Today (Monday 6 April) the Government has introduced landmark new legislation to tackle the low-welfare, high volume supply of puppies and kittens, by banning their commercial third-party sale in England.
‘Lucy’s Law’ means that anyone wanting to get a new puppy or kitten in England must now buy direct from a breeder, or consider adopting from a rescue centre instead. Licensed dog breeders are required to show puppies interacting with their mothers in their place of birth. If a business sells puppies or kittens without a licence, they could receive an unlimited fine or be sent to prison for up to six months.
The law is named after Lucy, a Cavalier King Charles Spaniel who was rescued from a puppy farm where she was subjected to terrible conditions. Puppy farms are located across the UK with most depending on third-party sellers or ‘dealers’ to distribute often sick, traumatised, unsocialised puppies which have been taken away from their mother at just a few weeks old.
This often involves long-distance transportation, with the puppy or kitten suffering life-threatening medical, surgical, or behavioural problems which are passed on to unsuspecting new owners. Lucy’s Law effectively removes the third-party dealer chain, resulting in all dog and cat breeders becoming accountable for the first time.
As well as Lucy’s Law, the Government has committed to supporting tougher sentences for animal cruelty, raising maximum prison sentences from six months to five years, and has pledged to bring in new laws on animal sentience
and to end excessively long journeys for live animals.
Animal welfare minister Lord Goldsmith said:
Today is a significant milestone for animal welfare, and a major step towards ending cruel puppy farming and smuggling. After all the hard work of Marc Abraham and the Lucy’s Law campaign, I’m so pleased that we finally have this crucial legislation which will help tackle the heart-breaking third-party trade of dogs and cats.
But we also need the public to do their bit to help by always asking to see puppies and kittens interacting with their mothers in their place of birth, looking out for the warning signs, and reporting any suspicious activity. By raising awareness of illegal sellers to the local authorities, we can all help to protect the nation’s cats and dogs and give them the best start in life.
Marc Abraham, media vet, author, founder of Pup Aid and the Lucy’s Law campaign, said:
I’m incredibly proud to have led the 10-year campaign to ban cruel puppy and kitten dealers and to get this essential Lucy’s Law legislation over the line.
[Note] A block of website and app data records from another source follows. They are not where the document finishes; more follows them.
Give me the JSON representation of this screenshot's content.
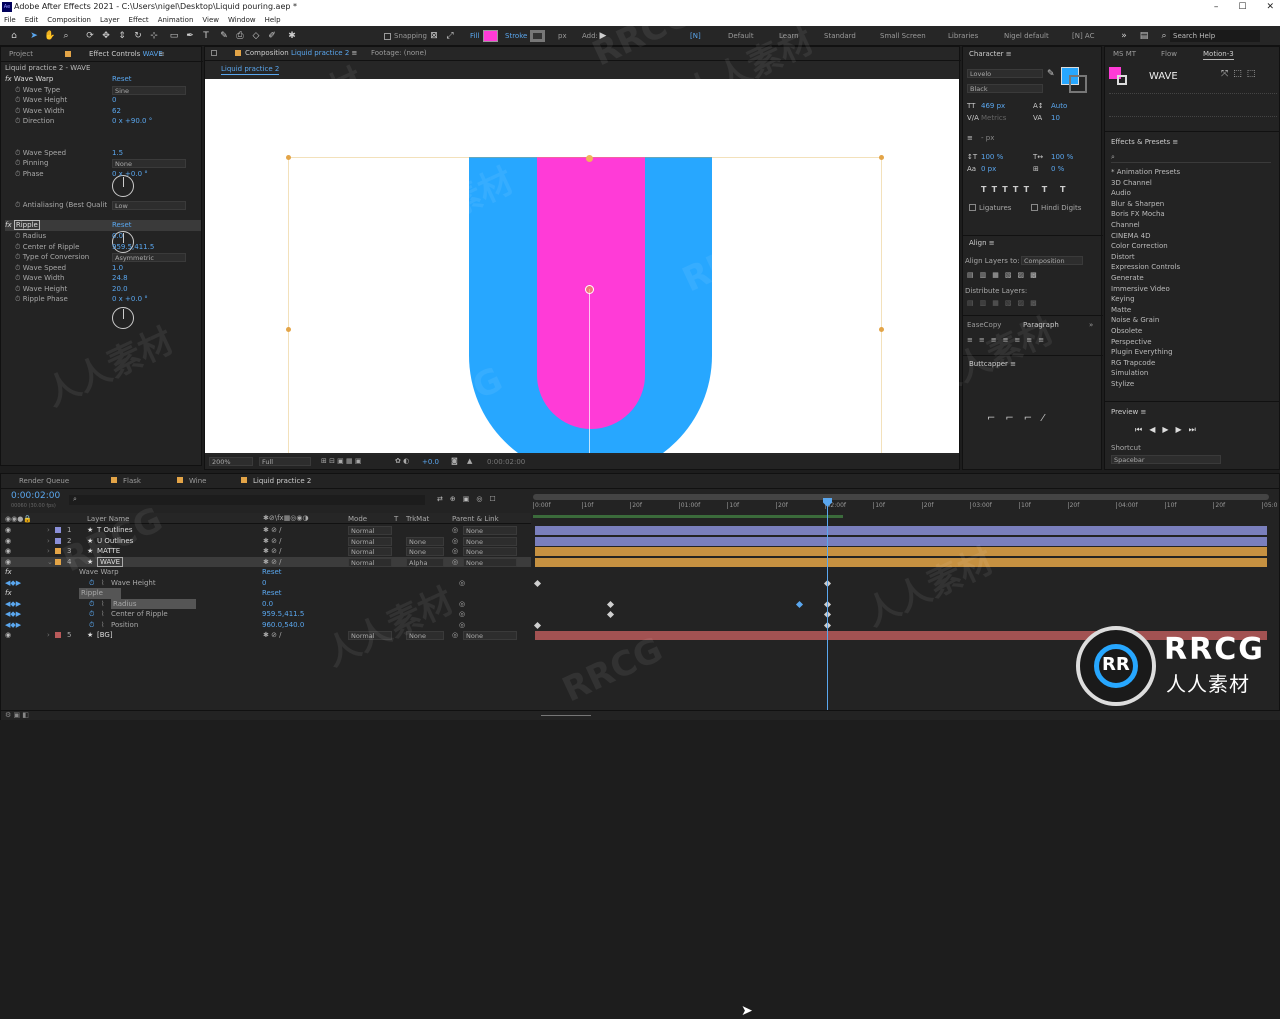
{
  "title": "Adobe After Effects 2021 - C:\\Users\\nigel\\Desktop\\Liquid pouring.aep *",
  "app_icon": "Ae",
  "window_buttons": [
    "–",
    "☐",
    "✕"
  ],
  "menu": [
    "File",
    "Edit",
    "Composition",
    "Layer",
    "Effect",
    "Animation",
    "View",
    "Window",
    "Help"
  ],
  "toolbar": {
    "snapping": "Snapping",
    "fill": "Fill",
    "stroke": "Stroke",
    "px": "px",
    "add": "Add:",
    "workspaces": [
      "Default",
      "Learn",
      "Standard",
      "Small Screen",
      "Libraries",
      "Nigel default"
    ],
    "workspace_n": "[N]",
    "workspace_nac": "[N] AC",
    "search": "Search Help",
    "fill_color": "#ff3bd7",
    "stroke_color": "#555555"
  },
  "project": {
    "tab_project": "Project",
    "tab_effect_controls": "Effect Controls",
    "layer_name": "WAVE",
    "header": "Liquid practice 2 - WAVE",
    "wave_warp": {
      "name": "Wave Warp",
      "reset": "Reset",
      "props": [
        {
          "label": "Wave Type",
          "value": "Sine"
        },
        {
          "label": "Wave Height",
          "value": "0"
        },
        {
          "label": "Wave Width",
          "value": "62"
        },
        {
          "label": "Direction",
          "value": "0 x +90.0 °"
        },
        {
          "label": "Wave Speed",
          "value": "1.5"
        },
        {
          "label": "Pinning",
          "value": "None"
        },
        {
          "label": "Phase",
          "value": "0 x +0.0 °"
        },
        {
          "label": "Antialiasing (Best Qualit",
          "value": "Low"
        }
      ]
    },
    "ripple": {
      "name": "Ripple",
      "reset": "Reset",
      "props": [
        {
          "label": "Radius",
          "value": "0.0"
        },
        {
          "label": "Center of Ripple",
          "value": "959.5,411.5"
        },
        {
          "label": "Type of Conversion",
          "value": "Asymmetric"
        },
        {
          "label": "Wave Speed",
          "value": "1.0"
        },
        {
          "label": "Wave Width",
          "value": "24.8"
        },
        {
          "label": "Wave Height",
          "value": "20.0"
        },
        {
          "label": "Ripple Phase",
          "value": "0 x +0.0 °"
        }
      ]
    }
  },
  "comp": {
    "tab_label": "Composition",
    "comp_name": "Liquid practice 2",
    "footage_tab": "Footage: (none)",
    "breadcrumb": "Liquid practice 2",
    "zoom": "200%",
    "resolution": "Full",
    "exposure": "+0.0",
    "timecode": "0:00:02:00",
    "colors": {
      "blue": "#27a7ff",
      "pink": "#ff3bd7",
      "bg": "#ffffff"
    }
  },
  "character": {
    "title": "Character",
    "font": "Lovelo",
    "style": "Black",
    "size": "469 px",
    "leading": "Auto",
    "kerning": "Metrics",
    "tracking": "10",
    "stroke_px": "- px",
    "vscale": "100 %",
    "hscale": "100 %",
    "baseline": "0 px",
    "tsume": "0 %",
    "ligatures": "Ligatures",
    "hindi": "Hindi Digits",
    "text_color": "#27a7ff"
  },
  "align": {
    "title": "Align",
    "align_to_label": "Align Layers to:",
    "align_to": "Composition",
    "distribute": "Distribute Layers:"
  },
  "ease_copy": {
    "tab": "EaseCopy",
    "tab2": "Paragraph"
  },
  "buttcapper": {
    "title": "Buttcapper"
  },
  "right_col": {
    "tabs": [
      "MS MT",
      "Flow",
      "Motion-3"
    ],
    "layer_label": "WAVE",
    "effects_title": "Effects & Presets",
    "effects": [
      "* Animation Presets",
      "3D Channel",
      "Audio",
      "Blur & Sharpen",
      "Boris FX Mocha",
      "Channel",
      "CINEMA 4D",
      "Color Correction",
      "Distort",
      "Expression Controls",
      "Generate",
      "Immersive Video",
      "Keying",
      "Matte",
      "Noise & Grain",
      "Obsolete",
      "Perspective",
      "Plugin Everything",
      "RG Trapcode",
      "Simulation",
      "Stylize"
    ],
    "preview_title": "Preview",
    "shortcut_label": "Shortcut",
    "shortcut_value": "Spacebar"
  },
  "timeline": {
    "tabs": [
      "Render Queue",
      "Flask",
      "Wine",
      "Liquid practice 2"
    ],
    "timecode": "0:00:02:00",
    "sub_timecode": "00060 (30.00 fps)",
    "columns": {
      "layer_name": "Layer Name",
      "mode": "Mode",
      "t": "T",
      "trkmat": "TrkMat",
      "parent": "Parent & Link"
    },
    "ruler": [
      "0:00f",
      "10f",
      "20f",
      "01:00f",
      "10f",
      "20f",
      "02:00f",
      "10f",
      "20f",
      "03:00f",
      "10f",
      "20f",
      "04:00f",
      "10f",
      "20f",
      "05:0"
    ],
    "layers": [
      {
        "num": "1",
        "name": "T Outlines",
        "mode": "Normal",
        "trkmat": "",
        "parent": "None",
        "color": "#8a8fd8"
      },
      {
        "num": "2",
        "name": "U Outlines",
        "mode": "Normal",
        "trkmat": "None",
        "parent": "None",
        "color": "#8a8fd8"
      },
      {
        "num": "3",
        "name": "MATTE",
        "mode": "Normal",
        "trkmat": "None",
        "parent": "None",
        "color": "#e3a447"
      },
      {
        "num": "4",
        "name": "WAVE",
        "mode": "Normal",
        "trkmat": "Alpha",
        "parent": "None",
        "color": "#e3a447"
      }
    ],
    "props": [
      {
        "label": "Wave Warp",
        "value": "Reset",
        "indent": 1
      },
      {
        "label": "Wave Height",
        "value": "0",
        "indent": 2
      },
      {
        "label": "Ripple",
        "value": "Reset",
        "indent": 1
      },
      {
        "label": "Radius",
        "value": "0.0",
        "indent": 2
      },
      {
        "label": "Center of Ripple",
        "value": "959.5,411.5",
        "indent": 2
      },
      {
        "label": "Position",
        "value": "960.0,540.0",
        "indent": 2
      }
    ],
    "bg_layer": {
      "num": "5",
      "name": "[BG]",
      "mode": "Normal",
      "trkmat": "None",
      "parent": "None",
      "color": "#b95a5a"
    }
  },
  "watermarks": [
    "RRCG",
    "人人素材"
  ],
  "logo": {
    "big": "RRCG",
    "small": "人人素材"
  }
}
I’d like to give a huge thanks to UK Government for passing this law, as well as every animal-loving parliamentarian, celebrity, welfare organisation, and member of the public that supported us.
Lucy was an incredibly brave dog, and it’s right that her memory is honoured with such an important piece of legislation to help end puppy farm cruelty; protecting breeding dogs just like her, as well as cats, their young, and also
unsuspecting animal-lovers from the dangers of irresponsible breeding and cruel puppy and kitten dealers.
Lucy’s Law is the result of a 10-year grassroots campaign supported by prominent figures including Ricky Gervais, Brian May, Rachel Riley, and Peter Egan, and it will help disrupt the supply chain of unscrupulous breeders and dealers who breed dogs in shocking conditions, often kept imprisoned alone in the dark, with very little human or canine company.
Last month, the Government launched the ‘Petfished’ campaign to highlight these conditions and the deceitful tactics pet sellers use to trick buyers into thinking they are responsible breeders selling healthy animals. The campaign urges the public to look out for warning signs which suggest the seller could be an illegal third-party dealer such as litters without a mum present or being rushed through a sale.
For more advice on how to buy a pet safely visit getyourpetsafely.campaign.gov.uk.
Anyone looking to buy a puppy or kitten should look for these warning signs
- Research. Have a look at the seller’s profile and search their name online. If they are advertising many litters from different breeds, then this is a red flag.